Problem: Which lines of the entries below hold the word "data"? Report each of them.

• • • • •

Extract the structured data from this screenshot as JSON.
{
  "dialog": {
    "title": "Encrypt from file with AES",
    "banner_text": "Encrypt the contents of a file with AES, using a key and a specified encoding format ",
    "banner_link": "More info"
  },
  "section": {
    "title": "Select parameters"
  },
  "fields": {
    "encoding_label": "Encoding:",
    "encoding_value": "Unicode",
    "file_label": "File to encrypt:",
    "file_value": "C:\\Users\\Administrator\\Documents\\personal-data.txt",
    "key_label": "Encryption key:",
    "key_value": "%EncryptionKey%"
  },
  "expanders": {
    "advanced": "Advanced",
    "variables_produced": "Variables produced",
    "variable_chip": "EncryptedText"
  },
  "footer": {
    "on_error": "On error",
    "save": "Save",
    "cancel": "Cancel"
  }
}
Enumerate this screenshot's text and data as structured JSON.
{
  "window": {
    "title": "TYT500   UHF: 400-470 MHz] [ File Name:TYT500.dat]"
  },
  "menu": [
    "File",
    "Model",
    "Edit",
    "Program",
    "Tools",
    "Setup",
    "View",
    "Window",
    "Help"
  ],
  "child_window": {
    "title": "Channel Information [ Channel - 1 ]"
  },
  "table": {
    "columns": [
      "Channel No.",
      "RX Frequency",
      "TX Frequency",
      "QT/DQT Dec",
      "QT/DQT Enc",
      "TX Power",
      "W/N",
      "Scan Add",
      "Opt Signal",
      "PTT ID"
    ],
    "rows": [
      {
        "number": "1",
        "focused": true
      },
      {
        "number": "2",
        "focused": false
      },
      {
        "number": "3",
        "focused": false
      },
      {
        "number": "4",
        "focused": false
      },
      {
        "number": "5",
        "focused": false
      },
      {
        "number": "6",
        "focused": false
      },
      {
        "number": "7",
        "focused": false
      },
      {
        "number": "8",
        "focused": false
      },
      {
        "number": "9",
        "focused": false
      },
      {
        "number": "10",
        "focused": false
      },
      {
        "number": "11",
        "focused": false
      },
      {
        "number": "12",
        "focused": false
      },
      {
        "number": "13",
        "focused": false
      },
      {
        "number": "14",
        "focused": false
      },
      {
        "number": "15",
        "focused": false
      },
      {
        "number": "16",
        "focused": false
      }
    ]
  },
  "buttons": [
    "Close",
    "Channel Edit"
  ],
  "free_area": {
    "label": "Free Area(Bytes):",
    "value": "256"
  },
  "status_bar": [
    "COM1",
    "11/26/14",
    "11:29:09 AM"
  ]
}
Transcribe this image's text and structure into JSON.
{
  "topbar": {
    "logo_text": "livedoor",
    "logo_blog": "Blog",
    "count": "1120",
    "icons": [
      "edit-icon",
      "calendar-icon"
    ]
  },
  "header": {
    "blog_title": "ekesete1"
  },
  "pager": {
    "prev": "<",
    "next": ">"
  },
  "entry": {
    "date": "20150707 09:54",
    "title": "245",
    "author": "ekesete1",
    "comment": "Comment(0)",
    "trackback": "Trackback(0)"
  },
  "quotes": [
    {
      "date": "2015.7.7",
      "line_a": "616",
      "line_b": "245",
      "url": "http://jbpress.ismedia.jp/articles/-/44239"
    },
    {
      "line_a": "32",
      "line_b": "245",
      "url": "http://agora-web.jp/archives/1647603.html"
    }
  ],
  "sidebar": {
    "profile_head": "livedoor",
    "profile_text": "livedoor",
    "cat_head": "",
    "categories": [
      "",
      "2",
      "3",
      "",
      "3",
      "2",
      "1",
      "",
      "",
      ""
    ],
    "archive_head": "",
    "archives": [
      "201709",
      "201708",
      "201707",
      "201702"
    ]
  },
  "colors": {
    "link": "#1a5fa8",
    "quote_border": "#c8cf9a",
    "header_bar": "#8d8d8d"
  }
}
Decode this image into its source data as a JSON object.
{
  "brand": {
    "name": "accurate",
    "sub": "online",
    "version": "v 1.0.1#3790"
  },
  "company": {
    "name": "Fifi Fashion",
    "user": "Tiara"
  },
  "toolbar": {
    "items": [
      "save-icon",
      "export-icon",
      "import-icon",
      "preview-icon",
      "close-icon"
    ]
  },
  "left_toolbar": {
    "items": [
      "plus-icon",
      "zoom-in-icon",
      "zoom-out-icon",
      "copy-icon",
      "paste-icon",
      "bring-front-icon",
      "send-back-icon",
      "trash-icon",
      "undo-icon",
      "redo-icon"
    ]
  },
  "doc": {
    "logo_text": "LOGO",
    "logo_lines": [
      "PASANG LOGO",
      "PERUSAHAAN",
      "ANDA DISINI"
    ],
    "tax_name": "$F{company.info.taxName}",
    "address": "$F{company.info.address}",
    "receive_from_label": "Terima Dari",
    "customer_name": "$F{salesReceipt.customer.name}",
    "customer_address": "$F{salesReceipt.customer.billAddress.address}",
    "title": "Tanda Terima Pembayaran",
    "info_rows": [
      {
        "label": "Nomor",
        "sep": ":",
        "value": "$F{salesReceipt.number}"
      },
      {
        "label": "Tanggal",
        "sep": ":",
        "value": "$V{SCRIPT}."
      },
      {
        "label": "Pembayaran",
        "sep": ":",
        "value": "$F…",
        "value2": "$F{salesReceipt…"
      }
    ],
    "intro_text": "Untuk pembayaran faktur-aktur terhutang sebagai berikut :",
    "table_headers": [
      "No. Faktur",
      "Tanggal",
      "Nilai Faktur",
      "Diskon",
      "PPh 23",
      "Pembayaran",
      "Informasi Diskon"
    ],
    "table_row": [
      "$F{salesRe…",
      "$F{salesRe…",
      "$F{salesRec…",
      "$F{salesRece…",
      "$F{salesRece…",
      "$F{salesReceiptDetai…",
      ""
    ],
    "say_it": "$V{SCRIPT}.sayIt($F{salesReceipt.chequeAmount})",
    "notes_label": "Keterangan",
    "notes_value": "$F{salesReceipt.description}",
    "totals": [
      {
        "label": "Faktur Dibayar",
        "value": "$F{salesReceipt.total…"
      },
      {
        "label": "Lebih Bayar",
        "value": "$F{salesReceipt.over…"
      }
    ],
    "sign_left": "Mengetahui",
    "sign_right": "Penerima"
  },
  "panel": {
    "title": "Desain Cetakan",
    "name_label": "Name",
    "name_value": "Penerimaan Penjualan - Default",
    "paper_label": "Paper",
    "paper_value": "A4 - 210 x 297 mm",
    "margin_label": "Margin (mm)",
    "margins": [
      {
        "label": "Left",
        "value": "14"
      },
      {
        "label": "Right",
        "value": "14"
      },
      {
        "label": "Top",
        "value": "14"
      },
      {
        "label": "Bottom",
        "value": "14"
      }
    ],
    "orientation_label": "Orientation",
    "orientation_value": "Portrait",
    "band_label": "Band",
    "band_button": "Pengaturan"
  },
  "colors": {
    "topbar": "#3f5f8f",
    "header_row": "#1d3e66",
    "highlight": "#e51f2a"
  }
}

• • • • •

Solved exercise:
Extract the structured data from this screenshot as JSON.
    "file_value": "C:\\Users\\Administrator\\Documents\\personal-data.txt",
Enumerate this screenshot's text and data as structured JSON.
Decode this image into its source data as a JSON object.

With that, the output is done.